Omit every picture. Return all other data as it stands.
═════ DATA
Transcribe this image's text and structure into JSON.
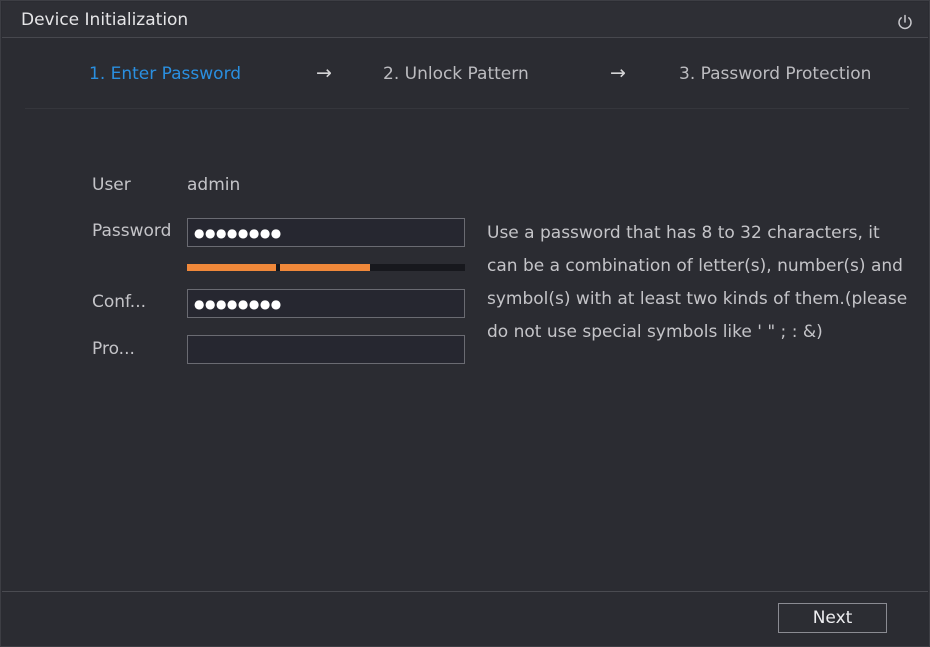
{
  "window": {
    "title": "Device Initialization",
    "power_icon": "power-icon"
  },
  "steps": [
    {
      "label": "1.  Enter Password",
      "active": true
    },
    {
      "label": "2.  Unlock Pattern",
      "active": false
    },
    {
      "label": "3.  Password Protection",
      "active": false
    }
  ],
  "step_arrow": "→",
  "form": {
    "user_label": "User",
    "user_value": "admin",
    "password_label": "Password",
    "password_value": "●●●●●●●●",
    "password_strength": "2 of 3 segments",
    "confirm_label": "Conf...",
    "confirm_value": "●●●●●●●●",
    "prompt_label": "Pro...",
    "prompt_value": ""
  },
  "hint": "Use a password that has 8 to 32 characters, it\ncan be a combination of letter(s), number(s) and\nsymbol(s) with at least two kinds of them.(please\n do not use special symbols like ' \" ; : &)",
  "footer": {
    "next_label": "Next"
  },
  "colors": {
    "accent": "#2a8fe0",
    "strength": "#f0883a",
    "background": "#2b2c32"
  }
}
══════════
TASK OUTPUT =>
Transcribe this image's text and structure into JSON.
{
  "window": {
    "title": "Device Initialization",
    "power_icon": "power-icon"
  },
  "steps": [
    {
      "label": "1.  Enter Password",
      "active": true
    },
    {
      "label": "2.  Unlock Pattern",
      "active": false
    },
    {
      "label": "3.  Password Protection",
      "active": false
    }
  ],
  "step_arrow": "→",
  "form": {
    "user_label": "User",
    "user_value": "admin",
    "password_label": "Password",
    "password_value": "●●●●●●●●",
    "password_strength": "2 of 3 segments",
    "confirm_label": "Conf...",
    "confirm_value": "●●●●●●●●",
    "prompt_label": "Pro...",
    "prompt_value": ""
  },
  "hint": "Use a password that has 8 to 32 characters, it\ncan be a combination of letter(s), number(s) and\nsymbol(s) with at least two kinds of them.(please\n do not use special symbols like ' \" ; : &)",
  "footer": {
    "next_label": "Next"
  },
  "colors": {
    "accent": "#2a8fe0",
    "strength": "#f0883a",
    "background": "#2b2c32"
  }
}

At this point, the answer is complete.